It’s been a bad week for bicyclists in New York. First came the news that Ray Deter, the owner of the popular d.b.a bars, was hospitalized Wednesday after a silver Jaguar hit his bicycle on Canal Street. Friday, Deter’s wife announced on the bar’s Facebook page that Deter would not survive his injuries.
Then Saturday afternoon Marilyn Dershowitz, a former Manhattan Supreme Court referee and the sister-in-law of Harvard Law professor Alan Dershowitz, was killed when her bicycle was struck by a postal truck on 29th Street near 9th Avenue.
Dershowitz, 68, was cycling with her husband towards the West Side bike path when she was caught between a car and the postal truck trying to make it through the traffic light. She was rushed to Bellevue Medical Center, but died shortly afterward.

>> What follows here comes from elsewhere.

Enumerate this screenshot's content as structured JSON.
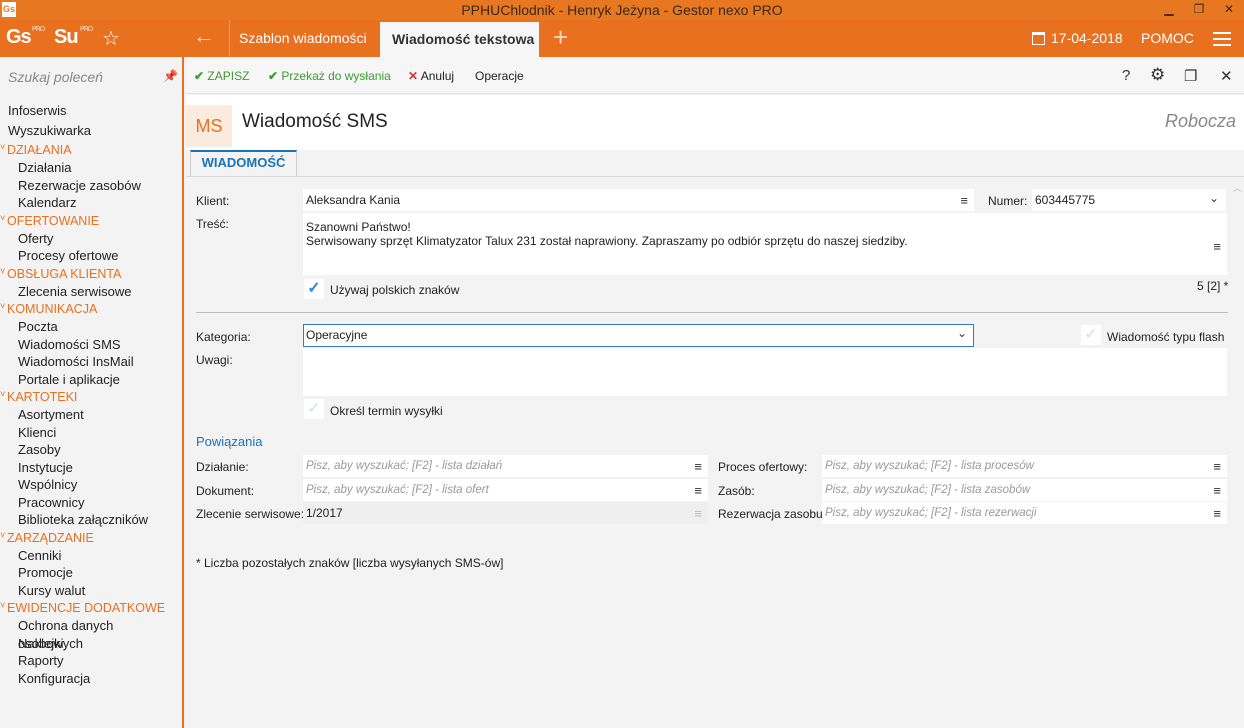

The two deaths are a reminder that cycling in the city remains dangerous, even with all the appropriate precautions — Deter wasn’t wearing a helmet, Dershowitz was.

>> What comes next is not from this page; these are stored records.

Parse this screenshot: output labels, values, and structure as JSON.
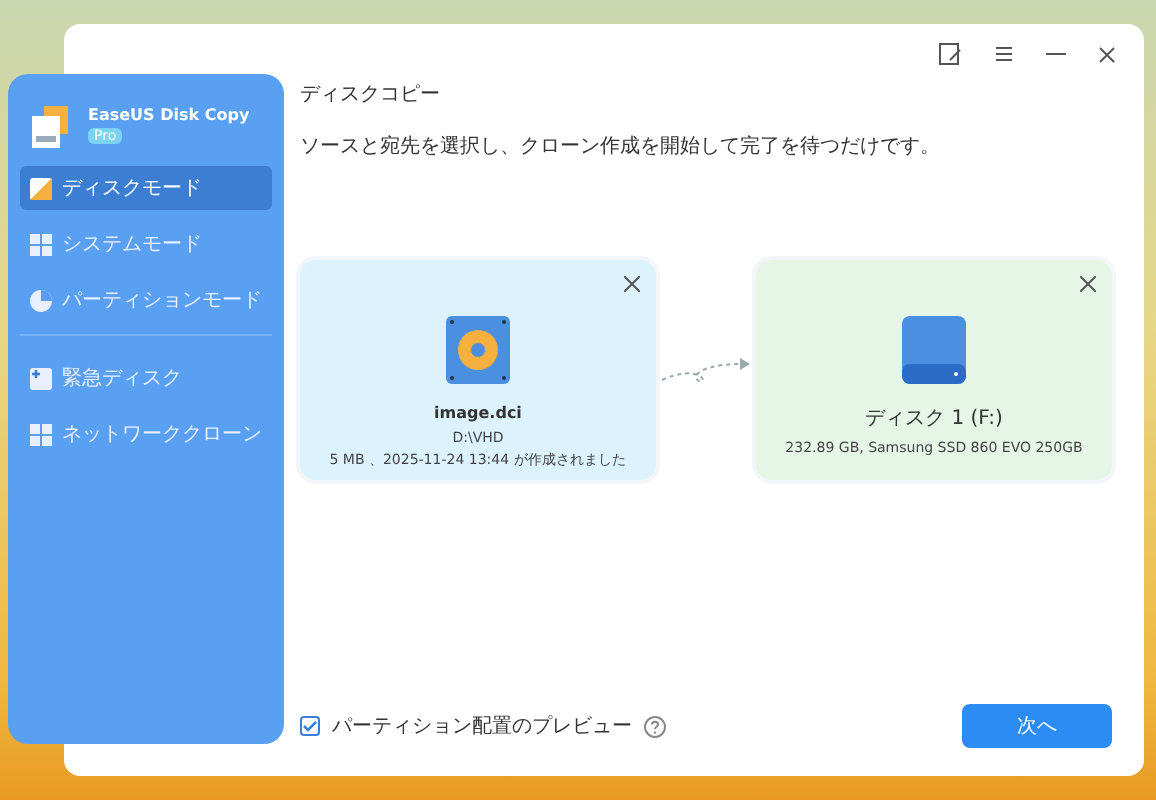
{
  "app": {
    "name": "EaseUS Disk Copy",
    "badge": "Pro"
  },
  "sidebar": {
    "groups": [
      {
        "items": [
          {
            "label": "ディスクモード",
            "kind": "disk",
            "selected": true
          },
          {
            "label": "システムモード",
            "kind": "windows",
            "selected": false
          },
          {
            "label": "パーティションモード",
            "kind": "pie",
            "selected": false
          }
        ]
      },
      {
        "items": [
          {
            "label": "緊急ディスク",
            "kind": "plus",
            "selected": false
          },
          {
            "label": "ネットワーククローン",
            "kind": "windows",
            "selected": false
          }
        ]
      }
    ]
  },
  "page": {
    "title": "ディスクコピー",
    "description": "ソースと宛先を選択し、クローン作成を開始して完了を待つだけです。"
  },
  "source": {
    "name": "image.dci",
    "path": "D:\\VHD",
    "details": "5 MB 、2025-11-24 13:44 が作成されました"
  },
  "target": {
    "name": "ディスク 1 (F:)",
    "details": "232.89 GB, Samsung SSD 860 EVO 250GB"
  },
  "footer": {
    "preview_label": "パーティション配置のプレビュー",
    "preview_checked": true,
    "next_button": "次へ"
  }
}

The week’s accidents notwithstanding, the Department of Transportation maintains that bicycling in New York is actually 75 percent safer than it was a decade ago: Cyclist fatalities and serious injuries have steadily dropped over the last decade even as the number of bicycle commuters has skyrocketed.

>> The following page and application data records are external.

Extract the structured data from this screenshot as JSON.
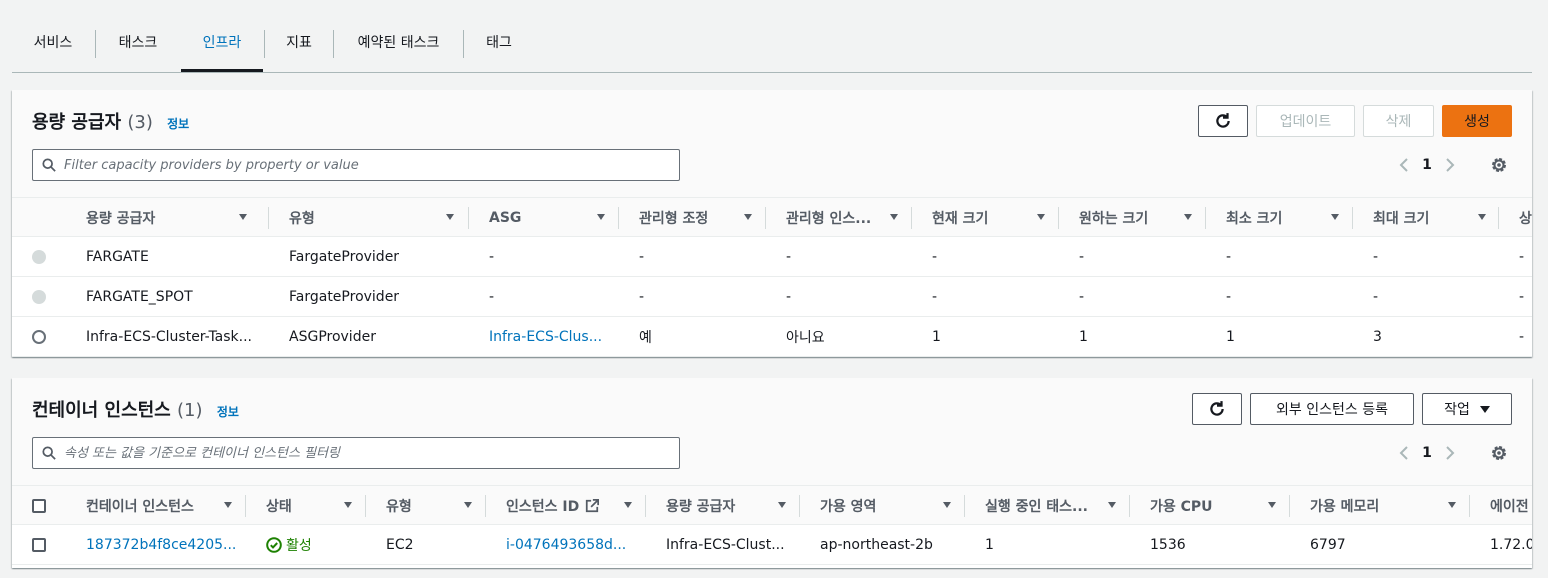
{
  "tabs": [
    {
      "label": "서비스"
    },
    {
      "label": "태스크"
    },
    {
      "label": "인프라"
    },
    {
      "label": "지표"
    },
    {
      "label": "예약된 태스크"
    },
    {
      "label": "태그"
    }
  ],
  "active_tab": "인프라",
  "capacity": {
    "title": "용량 공급자",
    "count": "(3)",
    "info": "정보",
    "buttons": {
      "update": "업데이트",
      "delete": "삭제",
      "create": "생성"
    },
    "filter_placeholder": "Filter capacity providers by property or value",
    "page": "1",
    "columns": [
      "용량 공급자",
      "유형",
      "ASG",
      "관리형 조정",
      "관리형 인스...",
      "현재 크기",
      "원하는 크기",
      "최소 크기",
      "최대 크기",
      "상"
    ],
    "rows": [
      {
        "cells": [
          "FARGATE",
          "FargateProvider",
          "-",
          "-",
          "-",
          "-",
          "-",
          "-",
          "-",
          "-"
        ]
      },
      {
        "cells": [
          "FARGATE_SPOT",
          "FargateProvider",
          "-",
          "-",
          "-",
          "-",
          "-",
          "-",
          "-",
          "-"
        ]
      },
      {
        "cells": [
          "Infra-ECS-Cluster-Task...",
          "ASGProvider",
          "Infra-ECS-Clus...",
          "예",
          "아니요",
          "1",
          "1",
          "1",
          "3",
          "-"
        ]
      }
    ]
  },
  "instances": {
    "title": "컨테이너 인스턴스",
    "count": "(1)",
    "info": "정보",
    "buttons": {
      "register": "외부 인스턴스 등록",
      "actions": "작업"
    },
    "filter_placeholder": "속성 또는 값을 기준으로 컨테이너 인스턴스 필터링",
    "page": "1",
    "columns": [
      "컨테이너 인스턴스",
      "상태",
      "유형",
      "인스턴스 ID",
      "용량 공급자",
      "가용 영역",
      "실행 중인 태스...",
      "가용 CPU",
      "가용 메모리",
      "에이전"
    ],
    "rows": [
      {
        "cells": [
          "187372b4f8ce4205...",
          "활성",
          "EC2",
          "i-0476493658d...",
          "Infra-ECS-Clust...",
          "ap-northeast-2b",
          "1",
          "1536",
          "6797",
          "1.72.0"
        ]
      }
    ]
  },
  "colors": {
    "link": "#0073bb",
    "primary": "#ec7211",
    "success": "#1d8102"
  }
}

This article from the Village Voice Archive was posted on July 5, 2011